_DATA_
┏━━

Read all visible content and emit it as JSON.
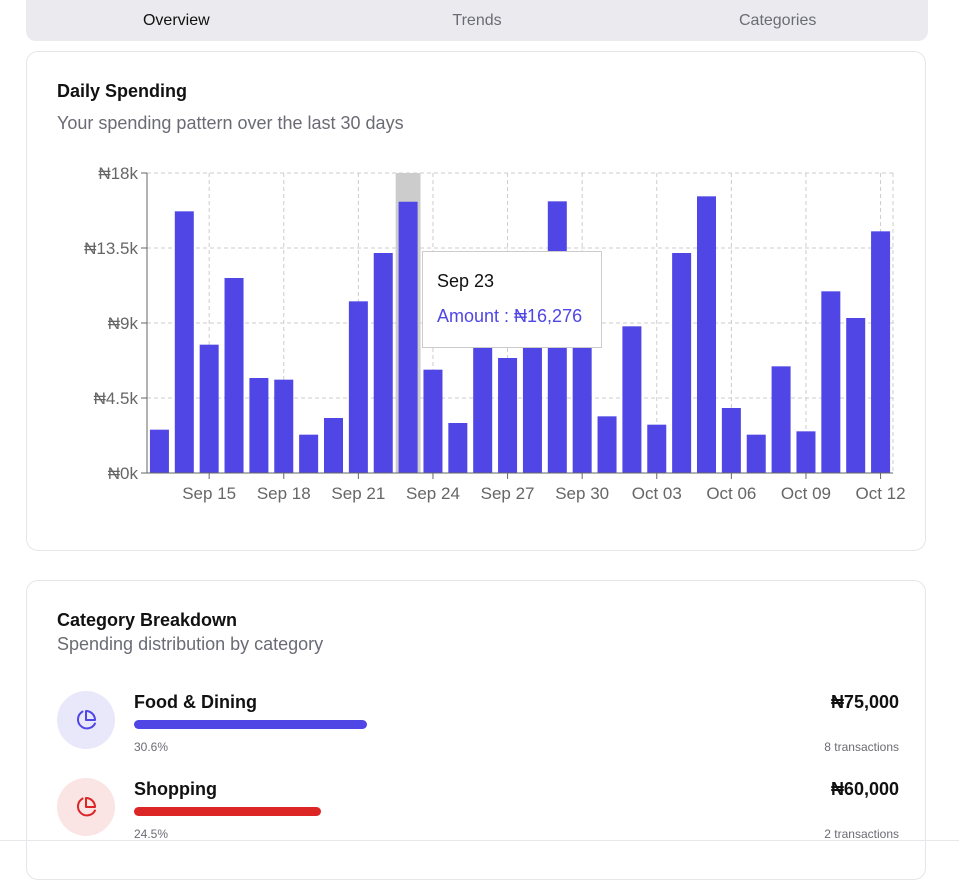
{
  "tabs": [
    {
      "label": "Overview",
      "active": true
    },
    {
      "label": "Trends",
      "active": false
    },
    {
      "label": "Categories",
      "active": false
    }
  ],
  "daily": {
    "title": "Daily Spending",
    "subtitle": "Your spending pattern over the last 30 days"
  },
  "chart_data": {
    "type": "bar",
    "title": "Daily Spending",
    "xlabel": "",
    "ylabel": "",
    "ylim": [
      0,
      18000
    ],
    "y_ticks": [
      "₦0k",
      "₦4.5k",
      "₦9k",
      "₦13.5k",
      "₦18k"
    ],
    "x_ticks": [
      "Sep 15",
      "Sep 18",
      "Sep 21",
      "Sep 24",
      "Sep 27",
      "Sep 30",
      "Oct 03",
      "Oct 06",
      "Oct 09",
      "Oct 12"
    ],
    "grid": true,
    "color": "#4f46e5",
    "categories": [
      "Sep 13",
      "Sep 14",
      "Sep 15",
      "Sep 16",
      "Sep 17",
      "Sep 18",
      "Sep 19",
      "Sep 20",
      "Sep 21",
      "Sep 22",
      "Sep 23",
      "Sep 24",
      "Sep 25",
      "Sep 26",
      "Sep 27",
      "Sep 28",
      "Sep 29",
      "Sep 30",
      "Oct 01",
      "Oct 02",
      "Oct 03",
      "Oct 04",
      "Oct 05",
      "Oct 06",
      "Oct 07",
      "Oct 08",
      "Oct 09",
      "Oct 10",
      "Oct 11",
      "Oct 12"
    ],
    "values": [
      2600,
      15700,
      7700,
      11700,
      5700,
      5600,
      2300,
      3300,
      10300,
      13200,
      16276,
      6200,
      3000,
      7600,
      6900,
      7600,
      16300,
      7600,
      3400,
      8800,
      2900,
      13200,
      16600,
      3900,
      2300,
      6400,
      2500,
      10900,
      9300,
      14500
    ],
    "highlight_index": 10
  },
  "tooltip": {
    "date": "Sep 23",
    "amount": "Amount : ₦16,276"
  },
  "breakdown": {
    "title": "Category Breakdown",
    "subtitle": "Spending distribution by category",
    "items": [
      {
        "name": "Food & Dining",
        "amount": "₦75,000",
        "percent": "30.6%",
        "share": 30.6,
        "transactions": "8 transactions",
        "color": "#4f46e5",
        "bg": "#e9e8fb",
        "icon": "pie-chart-icon"
      },
      {
        "name": "Shopping",
        "amount": "₦60,000",
        "percent": "24.5%",
        "share": 24.5,
        "transactions": "2 transactions",
        "color": "#dc2626",
        "bg": "#fbe4e4",
        "icon": "pie-chart-icon"
      }
    ]
  }
}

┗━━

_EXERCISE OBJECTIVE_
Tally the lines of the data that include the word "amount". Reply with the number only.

_ANSWER BELOW_
3